The NIH #31M Rodent Diet is autoclavable, which means that it can be exposed to very high pressure and temperature to kill bacteria. While this sterilization process is essential for maintaining the health of the animal, the ingredients in the diet may be degraded. This diet is specifically enriched with heat-labile vitamins including vitamins A, B12, E, thiamine, pantothenic acid and pyridoxine. Steam autoclaving at 121°C for 15-25 minutes reduces the concentrations of these vitamins to levels that are appropriate for the murine diet8.

References:
1. Vitamin D -- Health Professional Fact Sheet. National Institutes of Health. (Accessed: 18th July 2019).
2. Nair, R. & Maseeh, A. Vitamin D: The 'sunshine' vitamin. J. Pharmacol. Pharmacother. 3, 118-26 (2012).
3. Marcinowska-Suchowierska, E., Kupisz-Urbańska, M., Łukaszkiewicz, J., Płudowski, P. & Jones, G. Vitamin D Toxicity-A Clinical Perspective. Front. Endocrinol. (Lausanne). 9, 550 (2018).
4. Maxfield, L. & Crane, J. S. Vitamin C Deficiency (Scurvy). StatPearls (StatPearls Publishing, 2019).

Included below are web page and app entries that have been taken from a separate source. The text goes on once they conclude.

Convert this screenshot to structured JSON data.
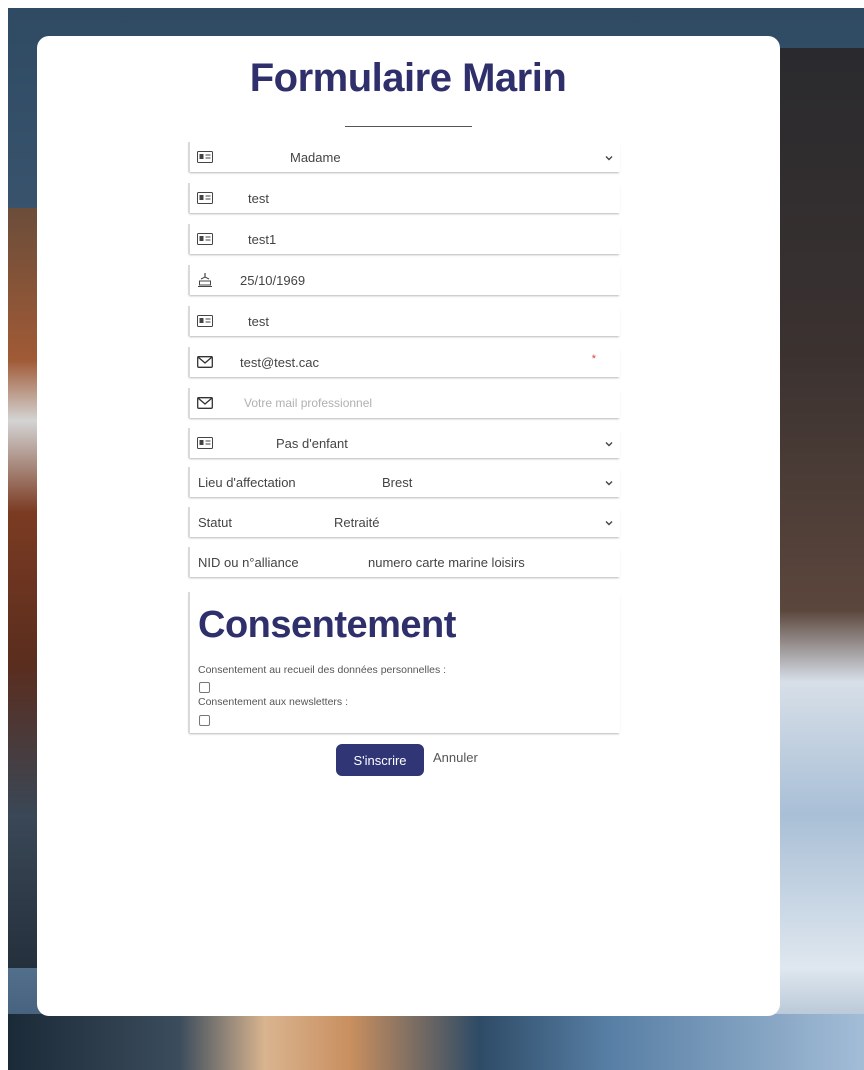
{
  "page": {
    "title": "Formulaire Marin"
  },
  "form": {
    "civility": {
      "value": "Madame",
      "icon": "id-card-icon"
    },
    "first_name": {
      "value": "test",
      "icon": "id-card-icon"
    },
    "last_name": {
      "value": "test1",
      "icon": "id-card-icon"
    },
    "birth_date": {
      "value": "25/10/1969",
      "icon": "cake-icon"
    },
    "field5": {
      "value": "test",
      "icon": "id-card-icon"
    },
    "email": {
      "value": "test@test.cac",
      "required_mark": "*",
      "icon": "mail-icon"
    },
    "pro_email": {
      "placeholder": "Votre mail professionnel",
      "icon": "mail-icon"
    },
    "children": {
      "value": "Pas d'enfant",
      "icon": "id-card-icon"
    },
    "assignment": {
      "label": "Lieu d'affectation",
      "value": "Brest"
    },
    "status": {
      "label": "Statut",
      "value": "Retraité"
    },
    "nid": {
      "label": "NID ou n°alliance",
      "placeholder": "numero carte marine loisirs"
    }
  },
  "consent": {
    "title": "Consentement",
    "personal_data_label": "Consentement au recueil des données personnelles :",
    "newsletter_label": "Consentement aux newsletters :"
  },
  "actions": {
    "submit_label": "S'inscrire",
    "cancel_label": "Annuler"
  },
  "colors": {
    "accent": "#2e2f6b",
    "button": "#2f3575",
    "required": "#d9463b"
  }
}
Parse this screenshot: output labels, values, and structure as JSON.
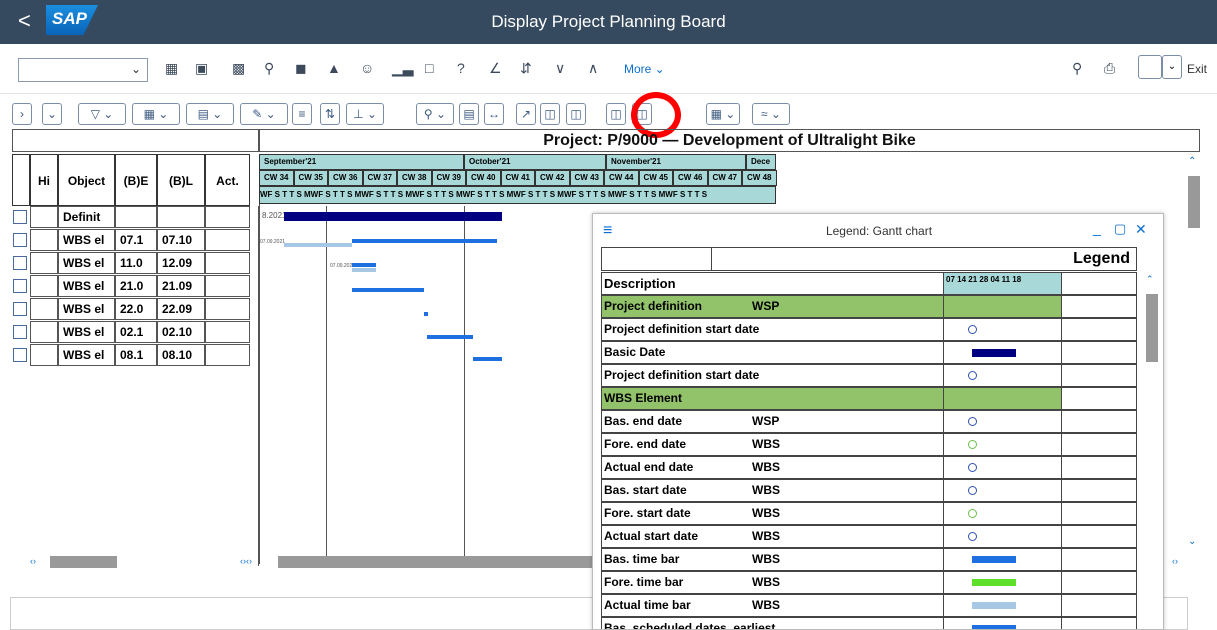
{
  "shell": {
    "back_glyph": "<",
    "logo": "SAP",
    "title": "Display Project Planning Board"
  },
  "toolbar": {
    "more_label": "More",
    "exit_label": "Exit",
    "icons": [
      "grid-icon",
      "grid-outline-icon",
      "save-icon",
      "find-icon",
      "info-icon",
      "hat-icon",
      "person-icon",
      "chart-icon",
      "document-icon",
      "key-icon",
      "graph-icon",
      "refresh-icon",
      "collapse-icon",
      "expand-icon"
    ]
  },
  "project": {
    "title": "Project: P/9000 — Development of Ultralight Bike"
  },
  "table": {
    "headers": [
      "Hi",
      "Object",
      "(B)E",
      "(B)L",
      "Act."
    ],
    "rows": [
      {
        "object": "Definit",
        "be": "",
        "bl": "",
        "act": ""
      },
      {
        "object": "WBS el",
        "be": "07.1",
        "bl": "07.10",
        "act": ""
      },
      {
        "object": "WBS el",
        "be": "11.0",
        "bl": "12.09",
        "act": ""
      },
      {
        "object": "WBS el",
        "be": "21.0",
        "bl": "21.09",
        "act": ""
      },
      {
        "object": "WBS el",
        "be": "22.0",
        "bl": "22.09",
        "act": ""
      },
      {
        "object": "WBS el",
        "be": "02.1",
        "bl": "02.10",
        "act": ""
      },
      {
        "object": "WBS el",
        "be": "08.1",
        "bl": "08.10",
        "act": ""
      }
    ]
  },
  "gantt": {
    "months": [
      "September'21",
      "October'21",
      "November'21",
      "Dece"
    ],
    "weeks": [
      "CW 34",
      "CW 35",
      "CW 36",
      "CW 37",
      "CW 38",
      "CW 39",
      "CW 40",
      "CW 41",
      "CW 42",
      "CW 43",
      "CW 44",
      "CW 45",
      "CW 46",
      "CW 47",
      "CW 48"
    ],
    "days_strip": "WF S T T S MWF S T T S MWF S T T S MWF S T T S MWF S T T S MWF S T T S MWF S T T S MWF S T T S MWF S T T S",
    "labels": [
      "8.2021",
      "07.09.2021",
      "07.09.2021"
    ]
  },
  "legend": {
    "window_title": "Legend: Gantt chart",
    "heading": "Legend",
    "col_description": "Description",
    "col_scale": "07 14 21 28 04 11 18",
    "rows": [
      {
        "desc": "Project definition",
        "type": "WSP",
        "group": true
      },
      {
        "desc": "Project definition start date",
        "type": "",
        "symbol": "circle"
      },
      {
        "desc": "Basic Date",
        "type": "",
        "symbol": "navybar"
      },
      {
        "desc": "Project definition start date",
        "type": "",
        "symbol": "circle"
      },
      {
        "desc": "WBS Element",
        "type": "",
        "group": true
      },
      {
        "desc": "Bas. end date",
        "type": "WSP",
        "symbol": "circle"
      },
      {
        "desc": "Fore. end date",
        "type": "WBS",
        "symbol": "greencircle"
      },
      {
        "desc": "Actual end date",
        "type": "WBS",
        "symbol": "circle"
      },
      {
        "desc": "Bas. start date",
        "type": "WBS",
        "symbol": "circle"
      },
      {
        "desc": "Fore. start date",
        "type": "WBS",
        "symbol": "greencircle"
      },
      {
        "desc": "Actual start date",
        "type": "WBS",
        "symbol": "circle"
      },
      {
        "desc": "Bas. time bar",
        "type": "WBS",
        "symbol": "bluebar"
      },
      {
        "desc": "Fore. time bar",
        "type": "WBS",
        "symbol": "greenbar"
      },
      {
        "desc": "Actual time bar",
        "type": "WBS",
        "symbol": "lightbar"
      },
      {
        "desc": "Bas. scheduled dates, earliest",
        "type": "",
        "symbol": "bluebar"
      }
    ]
  },
  "colors": {
    "shell": "#354a5f",
    "accent": "#0a6ed1",
    "navy": "#000080",
    "bar_blue": "#1e6fe0",
    "bar_light": "#a6c8e4",
    "group_green": "#92c36b",
    "highlight": "#ff0000"
  }
}
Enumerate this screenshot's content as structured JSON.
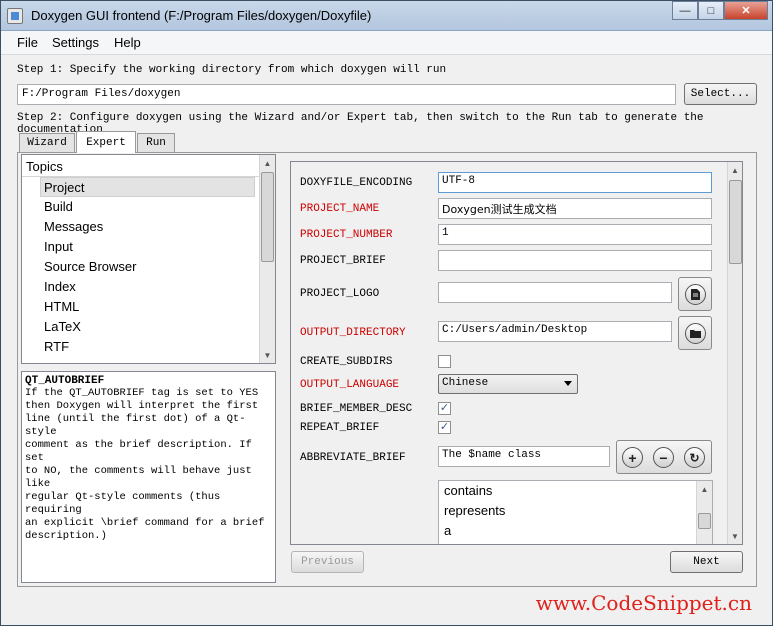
{
  "window": {
    "title": "Doxygen GUI frontend (F:/Program Files/doxygen/Doxyfile)"
  },
  "menu": {
    "file": "File",
    "settings": "Settings",
    "help": "Help"
  },
  "step1": {
    "text": "Step 1: Specify the working directory from which doxygen will run",
    "path": "F:/Program Files/doxygen",
    "select_label": "Select..."
  },
  "step2": {
    "text": "Step 2: Configure doxygen using the Wizard and/or Expert tab, then switch to the Run tab to generate the documentation"
  },
  "tabs": [
    {
      "label": "Wizard"
    },
    {
      "label": "Expert"
    },
    {
      "label": "Run"
    }
  ],
  "topics": {
    "header": "Topics",
    "items": [
      "Project",
      "Build",
      "Messages",
      "Input",
      "Source Browser",
      "Index",
      "HTML",
      "LaTeX",
      "RTF"
    ]
  },
  "help": {
    "title": "QT_AUTOBRIEF",
    "body": "If the QT_AUTOBRIEF tag is set to YES\nthen Doxygen will interpret the first\nline (until the first dot) of a Qt-style\ncomment as the brief description. If set\nto NO, the comments will behave just like\nregular Qt-style comments (thus requiring\nan explicit \\brief command for a brief\ndescription.)"
  },
  "options": {
    "doxyfile_encoding": {
      "label": "DOXYFILE_ENCODING",
      "value": "UTF-8"
    },
    "project_name": {
      "label": "PROJECT_NAME",
      "value": "Doxygen测试生成文档"
    },
    "project_number": {
      "label": "PROJECT_NUMBER",
      "value": "1"
    },
    "project_brief": {
      "label": "PROJECT_BRIEF",
      "value": ""
    },
    "project_logo": {
      "label": "PROJECT_LOGO",
      "value": ""
    },
    "output_directory": {
      "label": "OUTPUT_DIRECTORY",
      "value": "C:/Users/admin/Desktop"
    },
    "create_subdirs": {
      "label": "CREATE_SUBDIRS",
      "checked": false
    },
    "output_language": {
      "label": "OUTPUT_LANGUAGE",
      "value": "Chinese"
    },
    "brief_member_desc": {
      "label": "BRIEF_MEMBER_DESC",
      "checked": true
    },
    "repeat_brief": {
      "label": "REPEAT_BRIEF",
      "checked": true
    },
    "abbreviate_brief": {
      "label": "ABBREVIATE_BRIEF",
      "value": "The $name class",
      "list": [
        "contains",
        "represents",
        "a"
      ]
    }
  },
  "nav": {
    "previous": "Previous",
    "next": "Next"
  },
  "watermark": "www.CodeSnippet.cn",
  "colors": {
    "required_label": "#cc0000",
    "watermark": "#e0201a"
  },
  "icons": [
    "file-icon",
    "folder-icon",
    "add-icon",
    "remove-icon",
    "refresh-icon"
  ]
}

5. Villamor, E. & Fawzi, W. W. Effects of vitamin A supplementation on immune responses and correlation with clinical outcomes. Clin. Microbiol. Rev. 18, 446-64 (2005).
6. Chea, E. P. & Milstein, H. Vitamin A. StatPearls (StatPearls Publishing, 2019).
7. Maeda, N. et al. Aortic wall damage in mice unable to synthesize ascorbic acid. Proc. Natl. Acad. Sci. U. S. A. 97, 841-846 (2000).
8. Carter, R. & Lipman, N. Management of Animal Care and Use Programs in Research, Education, and Testing. Second Edition. Boca Raton (FL): CRC Press/Taylor & Francis; 2018. Chapter 27.